The p53 tumor suppressor gene has been implicated in the induction of apoptosis in several cell systems. We have recently reported than transiently-transfected wt p53 is capable of inducing apoptosis in certain transformed cell lines. We demonstrated by quantitative analysis using flow cytometry that apoptosis was restricted to the population expressing wt, but not mutant, p53. In the present study we use this model system to analyse the functional domain of p53 in the induction of apoptosis. Several constructs expressing mutations or deletions in the C-terminal oligomerization domain, the N-terminal transactivation domain or the central DNA-binding domain were introduced into HeLa cells, and the ability of the expressed proteins to induce apoptosis was evaluated. All the functional domains were found to be necessary for the induction of apoptosis. In addition, cycloheximide and actinomycin D inhibited wt p53-induced apoptosis. We therefore conclude that p53 acts in this cell system, at least in part, as a transcriptional activator in the induction of apoptosis.

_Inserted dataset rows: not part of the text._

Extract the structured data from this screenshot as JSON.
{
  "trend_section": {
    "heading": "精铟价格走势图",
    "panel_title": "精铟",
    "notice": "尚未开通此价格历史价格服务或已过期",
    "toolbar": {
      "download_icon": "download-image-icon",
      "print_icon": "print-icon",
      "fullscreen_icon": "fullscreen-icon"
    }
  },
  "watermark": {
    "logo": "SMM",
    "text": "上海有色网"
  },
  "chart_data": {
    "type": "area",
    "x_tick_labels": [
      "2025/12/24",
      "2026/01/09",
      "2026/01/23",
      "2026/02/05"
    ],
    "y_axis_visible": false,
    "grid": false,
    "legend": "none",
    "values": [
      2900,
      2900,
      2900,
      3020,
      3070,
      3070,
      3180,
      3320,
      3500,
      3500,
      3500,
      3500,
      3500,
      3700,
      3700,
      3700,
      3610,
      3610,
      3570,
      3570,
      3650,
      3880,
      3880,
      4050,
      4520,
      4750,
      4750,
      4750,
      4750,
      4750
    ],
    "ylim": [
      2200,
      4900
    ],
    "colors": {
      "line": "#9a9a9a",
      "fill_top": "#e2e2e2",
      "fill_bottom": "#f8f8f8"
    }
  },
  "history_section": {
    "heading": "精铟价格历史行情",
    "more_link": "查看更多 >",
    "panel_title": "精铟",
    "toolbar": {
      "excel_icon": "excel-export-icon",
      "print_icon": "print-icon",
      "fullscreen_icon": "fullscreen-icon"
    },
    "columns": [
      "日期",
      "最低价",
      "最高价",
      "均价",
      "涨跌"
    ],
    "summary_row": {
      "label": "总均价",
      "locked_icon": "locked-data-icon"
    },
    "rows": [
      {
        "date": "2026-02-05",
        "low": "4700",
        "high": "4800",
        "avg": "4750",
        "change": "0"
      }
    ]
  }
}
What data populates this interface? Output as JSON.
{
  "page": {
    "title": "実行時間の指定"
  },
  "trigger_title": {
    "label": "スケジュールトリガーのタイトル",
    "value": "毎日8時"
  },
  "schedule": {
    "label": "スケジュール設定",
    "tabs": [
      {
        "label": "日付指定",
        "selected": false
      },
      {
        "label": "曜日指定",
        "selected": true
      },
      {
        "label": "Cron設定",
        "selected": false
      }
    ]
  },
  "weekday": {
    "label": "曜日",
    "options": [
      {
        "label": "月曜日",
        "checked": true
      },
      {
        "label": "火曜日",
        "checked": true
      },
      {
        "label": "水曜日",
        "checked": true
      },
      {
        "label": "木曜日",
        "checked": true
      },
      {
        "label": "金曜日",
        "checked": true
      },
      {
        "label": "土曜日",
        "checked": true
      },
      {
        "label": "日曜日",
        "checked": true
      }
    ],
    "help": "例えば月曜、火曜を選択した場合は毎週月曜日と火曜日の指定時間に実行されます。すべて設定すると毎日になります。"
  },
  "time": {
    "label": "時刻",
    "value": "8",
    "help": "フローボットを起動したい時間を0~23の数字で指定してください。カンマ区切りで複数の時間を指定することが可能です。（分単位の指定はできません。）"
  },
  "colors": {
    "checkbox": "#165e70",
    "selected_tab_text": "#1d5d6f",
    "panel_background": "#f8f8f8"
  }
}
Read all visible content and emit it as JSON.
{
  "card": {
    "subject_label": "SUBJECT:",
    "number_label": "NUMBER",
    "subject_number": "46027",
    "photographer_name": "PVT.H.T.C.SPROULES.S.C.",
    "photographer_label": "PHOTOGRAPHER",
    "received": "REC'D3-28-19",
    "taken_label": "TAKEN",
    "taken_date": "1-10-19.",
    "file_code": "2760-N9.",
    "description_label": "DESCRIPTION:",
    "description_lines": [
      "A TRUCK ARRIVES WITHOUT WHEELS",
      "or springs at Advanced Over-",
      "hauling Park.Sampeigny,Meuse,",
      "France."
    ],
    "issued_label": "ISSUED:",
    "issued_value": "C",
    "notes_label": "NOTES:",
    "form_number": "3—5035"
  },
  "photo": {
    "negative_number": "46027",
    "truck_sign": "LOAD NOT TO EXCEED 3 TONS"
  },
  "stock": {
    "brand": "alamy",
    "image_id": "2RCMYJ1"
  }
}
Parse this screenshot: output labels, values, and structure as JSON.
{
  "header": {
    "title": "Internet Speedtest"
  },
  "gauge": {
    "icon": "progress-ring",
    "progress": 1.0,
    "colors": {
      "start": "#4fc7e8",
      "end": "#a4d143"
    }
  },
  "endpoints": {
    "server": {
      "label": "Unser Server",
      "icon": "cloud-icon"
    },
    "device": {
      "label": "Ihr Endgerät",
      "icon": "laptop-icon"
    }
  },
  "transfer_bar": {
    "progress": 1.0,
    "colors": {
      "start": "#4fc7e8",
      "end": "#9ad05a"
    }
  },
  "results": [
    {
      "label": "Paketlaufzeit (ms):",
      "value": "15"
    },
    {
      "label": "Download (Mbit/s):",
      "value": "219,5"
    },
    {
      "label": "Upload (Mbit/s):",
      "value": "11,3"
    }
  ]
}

Publication types

  • Research Support, Non-U.S. Gov't

MeSH terms

  • Apoptosis / drug effects
  • Apoptosis / genetics*
  • Cell Division / genetics
  • Cycloheximide / pharmacology
  • DNA-Binding Proteins / genetics
  • DNA-Binding Proteins / metabolism
  • Dactinomycin / pharmacology
  • Genes, p53*
  • HeLa Cells
  • Humans
  • Transcriptional Activation*
  • Transfection*
  • Tumor Cells, Cultured
  • Tumor Suppressor Protein p53 / genetics
  • Tumor Suppressor Protein p53 / metabolism


  • DNA-Binding Proteins
  • Tumor Suppressor Protein p53
  • Dactinomycin
  • Cycloheximide